It happens very regularly … we rock up to a property and can’t get in. Up to a quarter of completions are delayed, half by more than two hours
Ian Studd, BAR director general
The removal firm was unable to find storage in Worthing, so the loaded lorries were driven back to the its London depot. The family could not check into a hotel because of the pets, and was forced to spend the weekend with a sick relative an hour’s drive from Worthing.
They had to buy emergency essentials, pay for their belongings to be stored, and for the removals team to remain on standby.
The money still had not reached the solicitor’s bank on the Monday, and time was running out. The lenders in the chain required mortgage advances to be returned by the end of the Tuesday if completion failed and, because of Christmas, funds could not be requested again until New Year.
“It was agreed, across the chain, that if the missing transfer had not appeared by 12.30pm on the Tuesday, we’d postpone completion until after Christmas,” adds Ross. “12.30pm rolled round and the money had not appeared, so we loaded the children and animals back into the car, and I was dropped at our old house to meet the removal men and unpack, while the rest of the family drove to my parents in Lincolnshire where we’d made emergency arrangements to spend Christmas.”
As Ross reached her old home, the call came to say the funds had been located. The removal lorries had to be diverted back to Worthing. At 4pm, in the nick of time before the loans had to be returned, the chain completed.
The family finally moved in on the Wednesday, with three days to unpack before Christmas.
They are still waiting for an explanation and an apology from Santander, their solicitor’s bank, which caused the delay. “Our solicitor lodged a complaint on our behalf in January, but we are no nearer to getting compensation for our expenses and stress,” says Ross.

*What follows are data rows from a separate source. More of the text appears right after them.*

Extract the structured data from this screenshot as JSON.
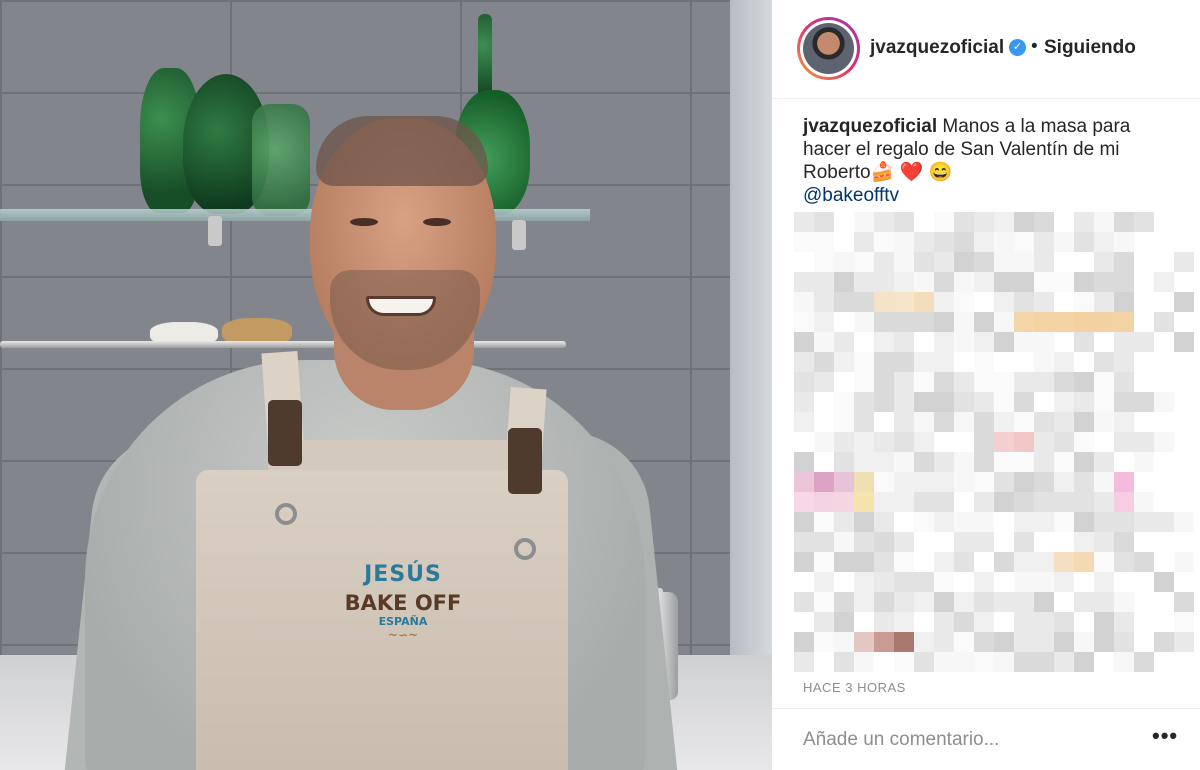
{
  "post": {
    "username": "jvazquezoficial",
    "verified_mark": "✓",
    "separator": "•",
    "follow_status": "Siguiendo",
    "caption_user": "jvazquezoficial",
    "caption_text": "Manos a la masa para hacer el regalo de San Valentín de mi Roberto",
    "caption_emojis": [
      "🍰",
      "❤️",
      "😄"
    ],
    "mention": "@bakeofftv",
    "time_ago": "HACE 3 HORAS",
    "comment_placeholder": "Añade un comentario...",
    "more_label": "•••"
  },
  "apron_logo": {
    "line1": "JESÚS",
    "line2": "BAKE OFF",
    "line3": "ESPAÑA",
    "ornament": "~∽~"
  },
  "icons": {
    "verified": "verified-badge-icon",
    "more": "more-options-icon"
  },
  "colors": {
    "verified_blue": "#3897f0",
    "mention_blue": "#003569",
    "muted_text": "#8e8e8e",
    "story_ring_start": "#f6a145",
    "story_ring_end": "#a032c2"
  }
}
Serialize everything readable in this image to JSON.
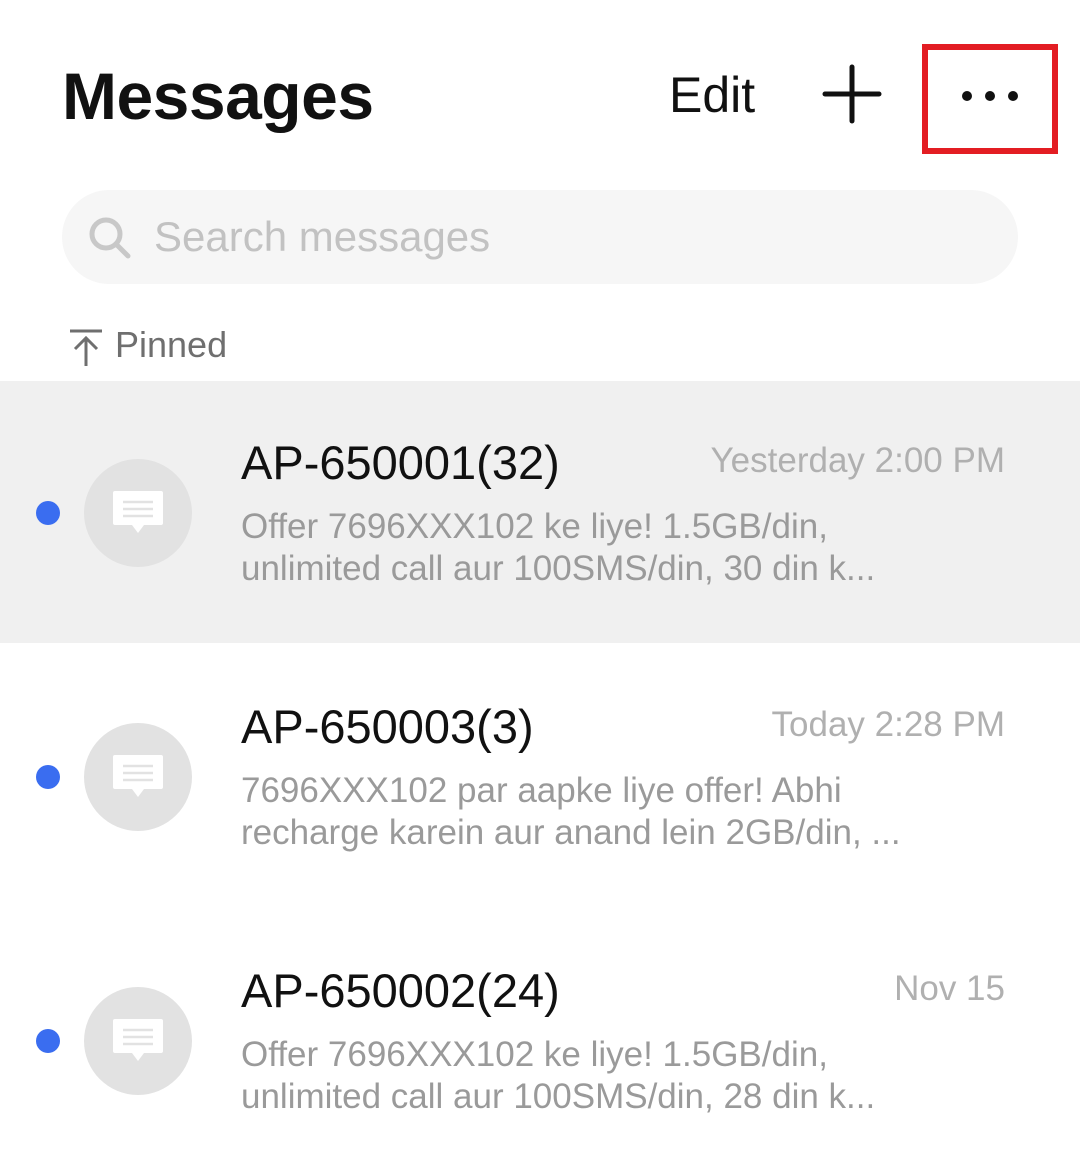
{
  "header": {
    "title": "Messages",
    "edit_label": "Edit",
    "add_icon": "plus-icon",
    "more_icon": "more-horizontal-icon",
    "highlight_color": "#e31d23"
  },
  "search": {
    "placeholder": "Search messages",
    "value": "",
    "icon": "search-icon"
  },
  "pinned": {
    "label": "Pinned",
    "icon": "pin-to-top-icon"
  },
  "conversations": [
    {
      "sender": "AP-650001(32)",
      "time": "Yesterday 2:00 PM",
      "preview_line1": "Offer 7696XXX102 ke liye! 1.5GB/din,",
      "preview_line2": "unlimited call aur 100SMS/din, 30 din k...",
      "unread": true,
      "pinned": true
    },
    {
      "sender": "AP-650003(3)",
      "time": "Today 2:28 PM",
      "preview_line1": "7696XXX102 par aapke liye offer! Abhi",
      "preview_line2": "recharge karein aur anand lein 2GB/din, ...",
      "unread": true,
      "pinned": false
    },
    {
      "sender": "AP-650002(24)",
      "time": "Nov 15",
      "preview_line1": "Offer 7696XXX102 ke liye! 1.5GB/din,",
      "preview_line2": "unlimited call aur 100SMS/din, 28 din k...",
      "unread": true,
      "pinned": false
    }
  ],
  "colors": {
    "unread_dot": "#3a6df0",
    "pinned_row_bg": "#f0f0f0",
    "avatar_bg": "#e2e2e2"
  }
}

Santander agreed to refund £3,800 expenses and pay £1,000 in “goodwill” after the Observer intervened. “We are very sorry that, due to a processing error at Santander, there was a delay to the funds being transferred,” it says. “We appreciate this must have caused a great deal of stress.”
Ross’s conveyancing solicitor, Lawcomm, describes Santander’s service as “unacceptable”. Director Bill Dhariwal says: “I sincerely hope Santander learns from this and does not put any more of our clients through the same suffering.”
Buyers the full length of a property chain face more than storage and transport expenses if completion is delayed. If a deposit fails to arrive in time, they are deemed in breach of contract and can be held liable for the seller’s costs, plus substantial daily interest payments on the purchase price.
Buyers all the way up the chain can find themselves having to compensate their sellers if the purchase is delayed at the bottom. If the problem was caused by another buyer’s or solicitor’s bank, they may struggle to claw back the money, since they are not the bank’s customer.
In 2018 the government pledged to work with conveyancers and lenders to speed up the release of funds for property transactions. Representatives from legal, finance and removal sectors have formed the Home Buying and Selling Group (HBSG) to lobby the government for best practice guidelines so that companies who delay can more easily be held to account.
“Compliance requirements are far more onerous so banking systems need to catch up,” says Ian Studd, founding member of HBSG. “There also needs to be more education for consumers to ensure funds are remitted in advance and there’s a window of 10 working days between exchange and completion.”
The Department for Levelling Up, Housing and Communities says: “The levelling up white paper committed to improving the buying and selling process and we are working with the industry to roll out a new digital system. This includes speeding up the transfer of funds and ensuring more information is available to purchasers.”